> **Work order**: What lines in the listing include "watermark"? Return a copy of each.

> **Task material**:
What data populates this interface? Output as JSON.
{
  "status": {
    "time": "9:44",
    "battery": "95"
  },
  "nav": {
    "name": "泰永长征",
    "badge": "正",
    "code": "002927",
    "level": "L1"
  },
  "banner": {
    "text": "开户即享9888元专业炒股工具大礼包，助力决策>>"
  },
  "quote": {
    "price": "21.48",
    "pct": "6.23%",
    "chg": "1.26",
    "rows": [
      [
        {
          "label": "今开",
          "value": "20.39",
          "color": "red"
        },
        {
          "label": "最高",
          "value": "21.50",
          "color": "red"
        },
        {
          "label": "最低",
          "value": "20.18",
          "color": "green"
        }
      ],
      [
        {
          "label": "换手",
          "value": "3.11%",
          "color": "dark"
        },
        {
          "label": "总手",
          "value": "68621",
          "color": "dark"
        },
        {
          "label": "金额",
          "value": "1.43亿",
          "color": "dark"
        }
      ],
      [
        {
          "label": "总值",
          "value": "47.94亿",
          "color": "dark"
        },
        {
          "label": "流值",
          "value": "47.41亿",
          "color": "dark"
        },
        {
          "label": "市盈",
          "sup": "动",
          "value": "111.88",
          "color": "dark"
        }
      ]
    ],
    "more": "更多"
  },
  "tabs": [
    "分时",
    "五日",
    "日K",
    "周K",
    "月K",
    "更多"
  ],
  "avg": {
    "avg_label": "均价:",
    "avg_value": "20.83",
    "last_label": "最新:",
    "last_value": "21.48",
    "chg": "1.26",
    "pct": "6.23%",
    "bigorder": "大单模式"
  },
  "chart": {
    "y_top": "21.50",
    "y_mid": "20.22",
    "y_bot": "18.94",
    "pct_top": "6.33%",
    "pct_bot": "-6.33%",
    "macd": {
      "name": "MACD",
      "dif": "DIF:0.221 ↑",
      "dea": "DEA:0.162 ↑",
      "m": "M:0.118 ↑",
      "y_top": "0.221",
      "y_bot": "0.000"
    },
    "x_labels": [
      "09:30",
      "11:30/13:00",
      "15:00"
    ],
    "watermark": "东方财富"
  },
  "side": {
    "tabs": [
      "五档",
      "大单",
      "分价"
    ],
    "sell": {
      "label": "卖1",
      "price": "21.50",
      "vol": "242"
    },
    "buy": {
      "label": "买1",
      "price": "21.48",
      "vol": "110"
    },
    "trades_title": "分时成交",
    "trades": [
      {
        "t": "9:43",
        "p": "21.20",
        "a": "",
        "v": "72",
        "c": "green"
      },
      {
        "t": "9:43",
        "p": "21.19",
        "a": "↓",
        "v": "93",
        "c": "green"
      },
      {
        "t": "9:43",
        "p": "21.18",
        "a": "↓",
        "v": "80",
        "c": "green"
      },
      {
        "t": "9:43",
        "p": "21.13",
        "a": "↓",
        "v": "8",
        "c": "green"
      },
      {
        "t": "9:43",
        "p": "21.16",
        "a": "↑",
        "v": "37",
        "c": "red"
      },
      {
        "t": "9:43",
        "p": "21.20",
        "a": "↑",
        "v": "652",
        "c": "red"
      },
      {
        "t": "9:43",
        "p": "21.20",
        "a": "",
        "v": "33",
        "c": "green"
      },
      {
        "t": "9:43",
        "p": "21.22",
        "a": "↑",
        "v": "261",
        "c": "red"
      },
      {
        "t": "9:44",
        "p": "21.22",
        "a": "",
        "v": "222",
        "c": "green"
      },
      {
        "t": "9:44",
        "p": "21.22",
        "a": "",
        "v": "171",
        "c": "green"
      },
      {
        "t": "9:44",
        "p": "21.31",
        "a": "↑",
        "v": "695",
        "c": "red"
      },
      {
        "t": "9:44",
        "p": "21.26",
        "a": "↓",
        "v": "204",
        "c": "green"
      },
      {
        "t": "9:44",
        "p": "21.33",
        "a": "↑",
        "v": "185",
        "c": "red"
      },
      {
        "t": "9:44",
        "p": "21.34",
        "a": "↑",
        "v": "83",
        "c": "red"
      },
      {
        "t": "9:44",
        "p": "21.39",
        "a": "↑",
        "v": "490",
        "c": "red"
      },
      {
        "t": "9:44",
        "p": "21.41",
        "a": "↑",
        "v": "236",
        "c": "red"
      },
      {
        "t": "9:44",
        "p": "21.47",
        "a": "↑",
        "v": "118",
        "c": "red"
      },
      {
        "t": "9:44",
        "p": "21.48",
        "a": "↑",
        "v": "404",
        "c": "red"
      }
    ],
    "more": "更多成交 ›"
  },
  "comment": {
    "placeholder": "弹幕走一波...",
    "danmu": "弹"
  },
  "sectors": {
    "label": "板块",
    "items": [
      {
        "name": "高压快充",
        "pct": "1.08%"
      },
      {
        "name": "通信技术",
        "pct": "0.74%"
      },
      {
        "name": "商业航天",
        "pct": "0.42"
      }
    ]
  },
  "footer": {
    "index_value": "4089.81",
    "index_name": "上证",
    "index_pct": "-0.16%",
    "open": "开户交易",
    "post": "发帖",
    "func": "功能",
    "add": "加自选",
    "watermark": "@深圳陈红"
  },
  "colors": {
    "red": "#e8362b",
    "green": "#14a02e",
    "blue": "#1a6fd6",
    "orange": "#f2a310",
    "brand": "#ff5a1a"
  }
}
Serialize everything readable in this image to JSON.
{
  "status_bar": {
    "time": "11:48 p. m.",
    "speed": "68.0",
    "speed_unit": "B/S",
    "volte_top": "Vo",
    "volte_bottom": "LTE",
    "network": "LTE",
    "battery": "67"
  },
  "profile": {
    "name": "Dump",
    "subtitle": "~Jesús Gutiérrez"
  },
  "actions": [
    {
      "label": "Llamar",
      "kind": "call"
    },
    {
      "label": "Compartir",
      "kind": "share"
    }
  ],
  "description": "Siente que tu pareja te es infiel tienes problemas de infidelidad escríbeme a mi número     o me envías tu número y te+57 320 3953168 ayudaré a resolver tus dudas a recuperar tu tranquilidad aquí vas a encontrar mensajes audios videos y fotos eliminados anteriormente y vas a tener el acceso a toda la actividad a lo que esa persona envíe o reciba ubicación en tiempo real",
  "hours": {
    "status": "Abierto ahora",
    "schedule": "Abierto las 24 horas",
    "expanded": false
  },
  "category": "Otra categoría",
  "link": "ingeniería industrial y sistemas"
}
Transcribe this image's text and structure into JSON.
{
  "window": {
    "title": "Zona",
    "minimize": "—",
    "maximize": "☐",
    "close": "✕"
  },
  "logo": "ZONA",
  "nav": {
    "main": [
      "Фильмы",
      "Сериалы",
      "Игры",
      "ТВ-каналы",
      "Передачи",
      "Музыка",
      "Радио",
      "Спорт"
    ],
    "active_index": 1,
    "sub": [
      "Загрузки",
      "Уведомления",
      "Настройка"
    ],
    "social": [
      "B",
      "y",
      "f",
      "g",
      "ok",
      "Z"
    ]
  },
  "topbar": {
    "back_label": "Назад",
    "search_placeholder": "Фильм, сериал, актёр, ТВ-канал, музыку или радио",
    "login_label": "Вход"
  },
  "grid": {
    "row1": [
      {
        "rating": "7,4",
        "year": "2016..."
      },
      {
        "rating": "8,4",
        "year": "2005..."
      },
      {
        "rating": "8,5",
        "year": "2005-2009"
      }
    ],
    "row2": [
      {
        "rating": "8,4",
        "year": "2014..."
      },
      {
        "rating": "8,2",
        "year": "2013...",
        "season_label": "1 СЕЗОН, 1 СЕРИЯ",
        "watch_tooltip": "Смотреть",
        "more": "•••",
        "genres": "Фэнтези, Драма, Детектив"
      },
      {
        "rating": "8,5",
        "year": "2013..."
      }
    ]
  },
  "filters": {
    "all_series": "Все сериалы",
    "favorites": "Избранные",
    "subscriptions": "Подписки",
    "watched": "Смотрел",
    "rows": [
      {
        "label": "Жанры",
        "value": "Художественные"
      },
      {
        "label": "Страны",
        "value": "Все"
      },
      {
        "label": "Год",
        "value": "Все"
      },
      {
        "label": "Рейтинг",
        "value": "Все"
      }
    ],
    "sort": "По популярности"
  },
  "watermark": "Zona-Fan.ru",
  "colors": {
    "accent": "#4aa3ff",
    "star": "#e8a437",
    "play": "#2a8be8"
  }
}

> **Response box**:
    "watermark": "东方财富"
    "watermark": "@深圳陈红"
  "watermark": "Zona-Fan.ru",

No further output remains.